    "He is a director, but not only a director. An artist, yes, but more than that. Above all he is a sulphurous creator of images with symbolic and visionary content, always suspended between dreams and reality, always reaching towards refined explorations into art, art that becomes science, and science that in turn becomes imagines. This is Peter Greenaway, the most versatile film-maker in Europe, a painter on celluloid, creator of cult feature films." - Susanna Legrenzi, IO DONNA

    "Peter Greenaway has the most inscrutable, brilliant and possibly deranged mind in modern cinema. Once you develop an interest in Greenaway, it cannot stop.
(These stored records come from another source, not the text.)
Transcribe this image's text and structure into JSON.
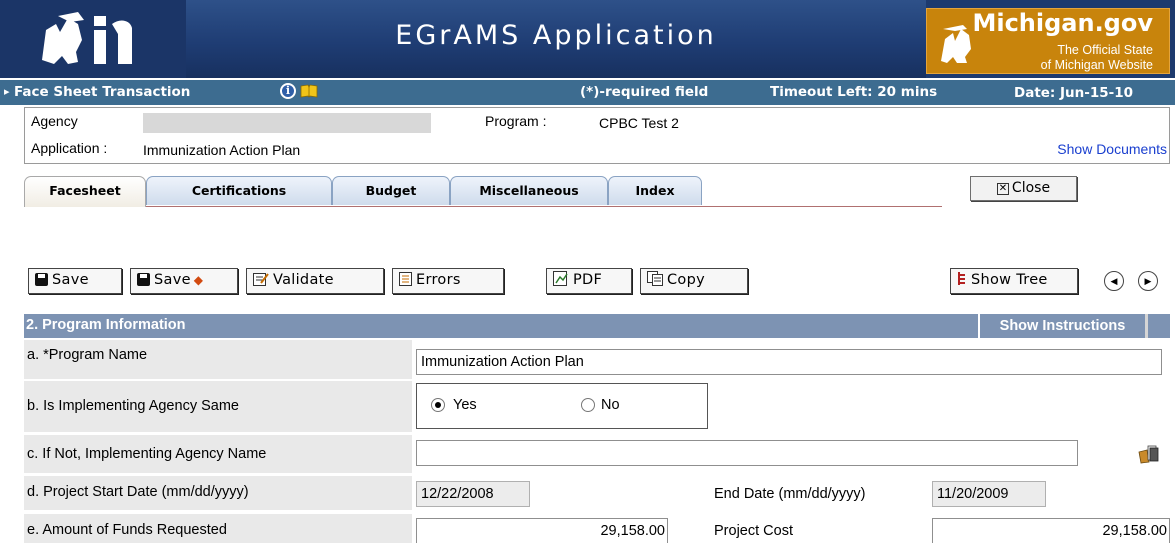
{
  "banner": {
    "app_title": "EGrAMS Application",
    "state_logo_text": "Mi",
    "mi_gov_title": "Michigan.gov",
    "mi_gov_sub1": "The Official State",
    "mi_gov_sub2": "of Michigan Website"
  },
  "status": {
    "title": "Face Sheet Transaction",
    "required": "(*)-required field",
    "timeout": "Timeout Left: 20  mins",
    "date": "Date: Jun-15-10"
  },
  "header": {
    "agency_label": "Agency",
    "agency_value": "",
    "program_label": "Program :",
    "program_value": "CPBC Test 2",
    "application_label": "Application :",
    "application_value": "Immunization Action Plan",
    "show_documents": "Show Documents"
  },
  "tabs": [
    {
      "label": "Facesheet",
      "active": true
    },
    {
      "label": "Certifications"
    },
    {
      "label": "Budget"
    },
    {
      "label": "Miscellaneous"
    },
    {
      "label": "Index"
    }
  ],
  "close_label": "Close",
  "toolbar": {
    "save": "Save",
    "save_plus": "Save",
    "validate": "Validate",
    "errors": "Errors",
    "pdf": "PDF",
    "copy": "Copy",
    "show_tree": "Show Tree"
  },
  "section": {
    "title": "2. Program Information",
    "instructions": "Show Instructions"
  },
  "form": {
    "a_label": "a. *Program Name",
    "a_value": "Immunization Action Plan",
    "b_label": "b. Is Implementing Agency Same",
    "b_yes": "Yes",
    "b_no": "No",
    "b_selected": "Yes",
    "c_label": "c. If Not, Implementing Agency Name",
    "c_value": "",
    "d_label": "d. Project Start Date (mm/dd/yyyy)",
    "d_start": "12/22/2008",
    "d_end_label": "End Date (mm/dd/yyyy)",
    "d_end": "11/20/2009",
    "e_label": "e. Amount of Funds Requested",
    "e_value": "29,158.00",
    "e_cost_label": "Project Cost",
    "e_cost": "29,158.00"
  },
  "colors": {
    "banner_blue": "#1f3d74",
    "status_bar": "#3d6c90",
    "section_bar": "#7d93b3",
    "mi_gov_orange": "#c8840c",
    "link": "#1a3fcf"
  },
  "icons": [
    "michigan-logo-icon",
    "michigan-map-icon",
    "info-icon",
    "book-icon",
    "save-disk-icon",
    "save-plus-icon",
    "validate-icon",
    "errors-icon",
    "pdf-icon",
    "copy-icon",
    "tree-icon",
    "prev-arrow-icon",
    "next-arrow-icon",
    "folder-lookup-icon"
  ]
}
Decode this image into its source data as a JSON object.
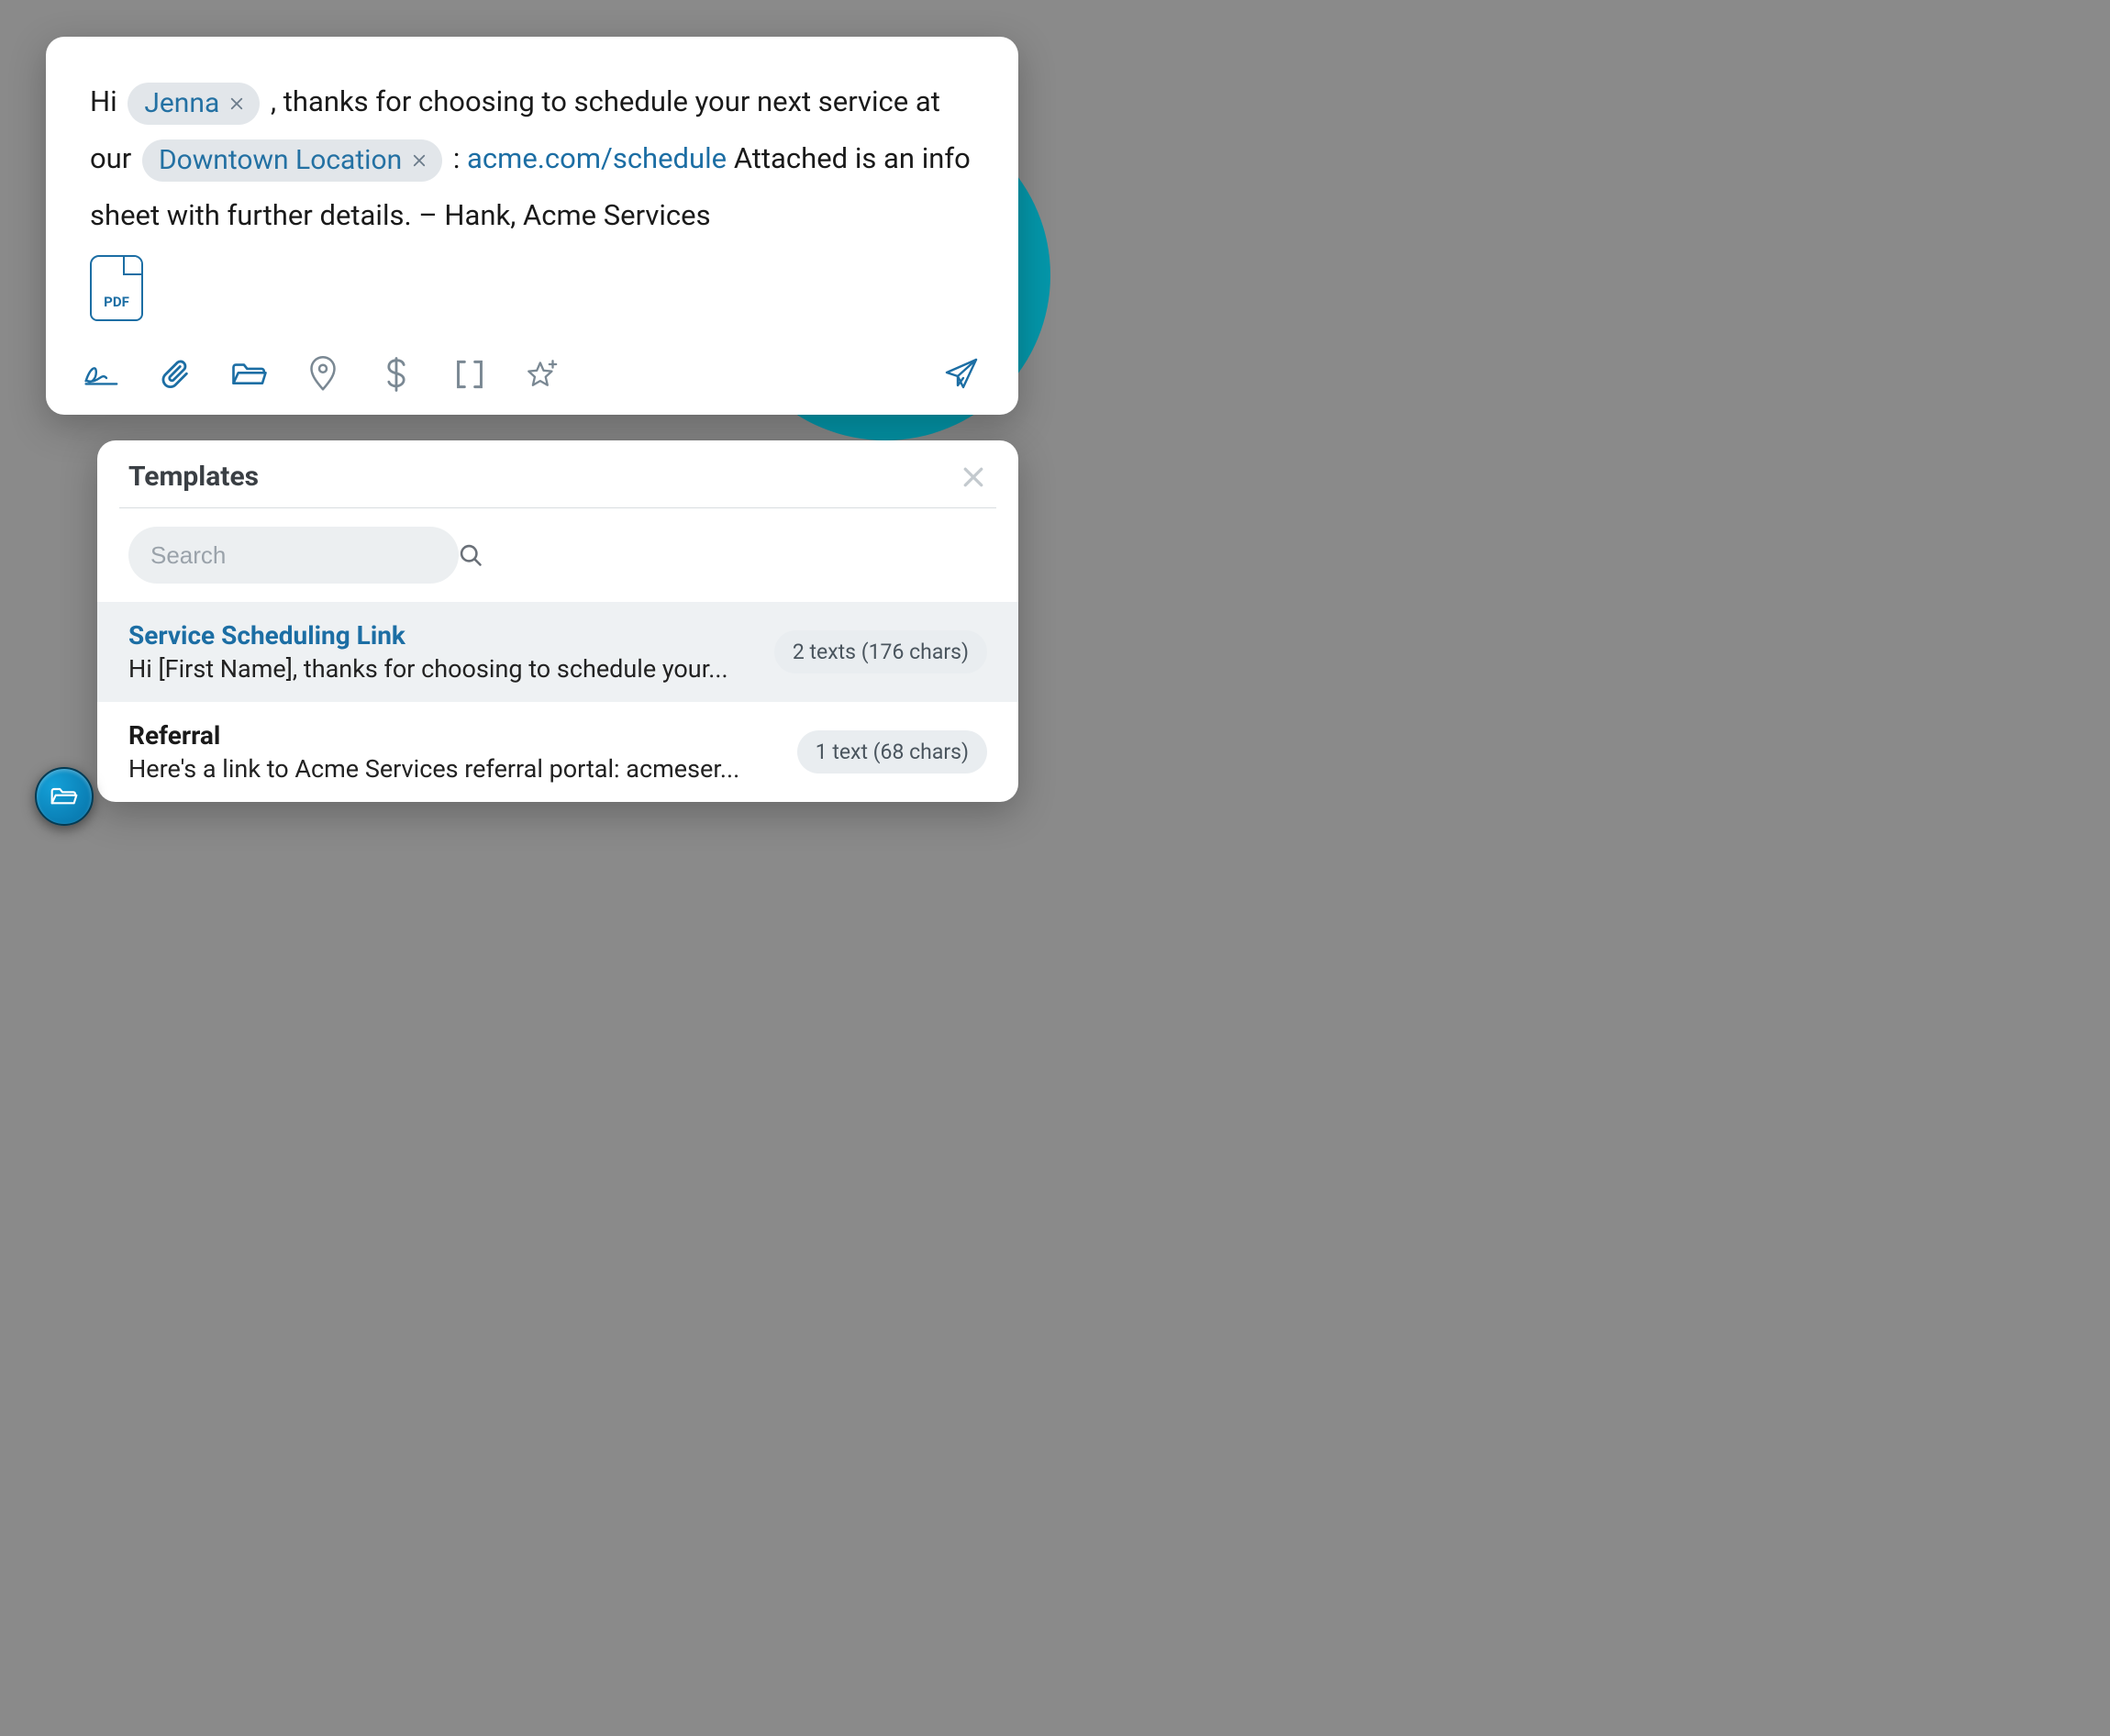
{
  "composer": {
    "text_segments": {
      "s1": "Hi ",
      "chip1": "Jenna",
      "s2": ", thanks for choosing to schedule your next service at our ",
      "chip2": "Downtown Location",
      "s3": " : ",
      "link": "acme.com/schedule",
      "s4": " Attached is an info sheet with further details. – Hank, Acme Services"
    },
    "attachment_label": "PDF"
  },
  "toolbar_icons": {
    "signature": "signature-icon",
    "attach": "paperclip-icon",
    "templates": "folder-open-icon",
    "location": "location-pin-icon",
    "payment": "dollar-icon",
    "placeholder": "brackets-icon",
    "star": "star-plus-icon",
    "send": "paper-plane-icon"
  },
  "templates": {
    "title": "Templates",
    "search_placeholder": "Search",
    "items": [
      {
        "title": "Service Scheduling Link",
        "snippet": "Hi [First Name], thanks for choosing to schedule your...",
        "badge": "2 texts (176 chars)",
        "selected": true
      },
      {
        "title": "Referral",
        "snippet": "Here's a link to Acme Services referral portal: acmeser...",
        "badge": "1 text (68 chars)",
        "selected": false
      }
    ]
  }
}
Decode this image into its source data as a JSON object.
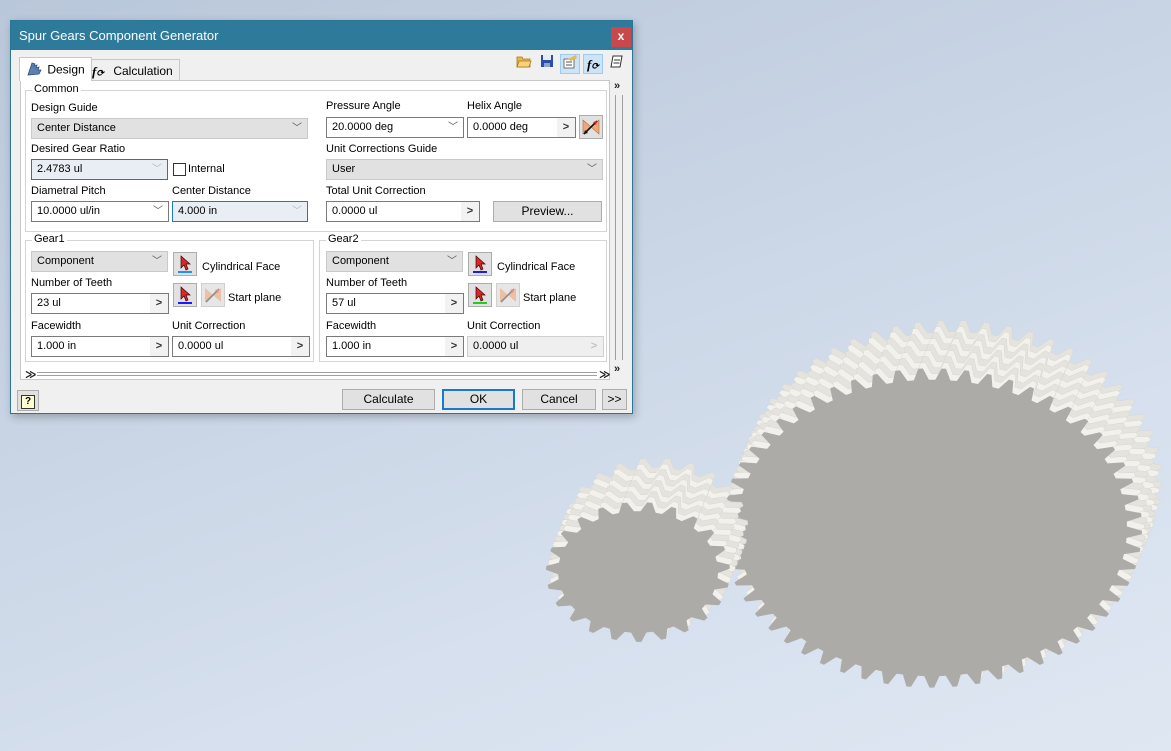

The further you are lured in, the deeper and more hypnotic the abyss. You are being sucked - not into a movie, but into the British filmmaker's mind. If you're up for the intriguing, no-exit plunge, do it." - Desson Howe, Washington Post

    "As far as Greenaway is concerned, how could anyone not want to work with him? He is a fundamental part of international cinema. I first met him right before starting work on The Tulse Luper Suitcases last year. I only worked with him for a couple of days but it was an experience I will always treasure." - Franka Potente

    "We should admire Greenaway more than we do. Not only is he our best film director since Michael Powell, he is unique in World Cinema." - Chris Peachment, The Times

    "Mr. Greenaway is a genuine wit with a grand imagination... the irrepressible anthropologist of this mad, doomed world." - Vincent Canby, New York Times

    "What is it about Greenaway's films that makes the flesh crawl? I think it's his apparent loathing of the human race." - Ken Russell

    "I like Peter because he's got such a tremendous IQ, but, yes, he's a strange creature. Very strange." - Joan Plowright

    "You either love him, in other words, or you hate him. In either case, you do not understand him." - Roger Ebert, Chicago Sun-Times

    "It doesn't matter what the technology is - no one will watch a Peter Greenaway film anyway." - Alan Parker

    "If Gucci handbags were still in fashion Greenaway would carry his scripts in them." - Derek Jarman

    "Greenaway is a true original with an eccentric and bizarre sense of humour." - Derek Malcolm, The Guardian

    "Greenaway is a cultural omnivore who eats with his mouth open." - Pauline Kael

  9. exchemist Valued Senior Member

    Some of these very good, esp. Ken Russell and Pauline Kael ones and maybe Desson Howe.

    And the prize for the stupidest comment goes, without question, to Jarman.
  10. PhysBang Valued Senior Member

    I loved Prospero's Books; The Cook, The Thief, His Wife, and Her Lover; and The Pillow Book.
  11. exchemist Valued Senior Member

    I hated the first so much that I walked out. I also hated the second. I did not make any effort to see the third.

Share This Page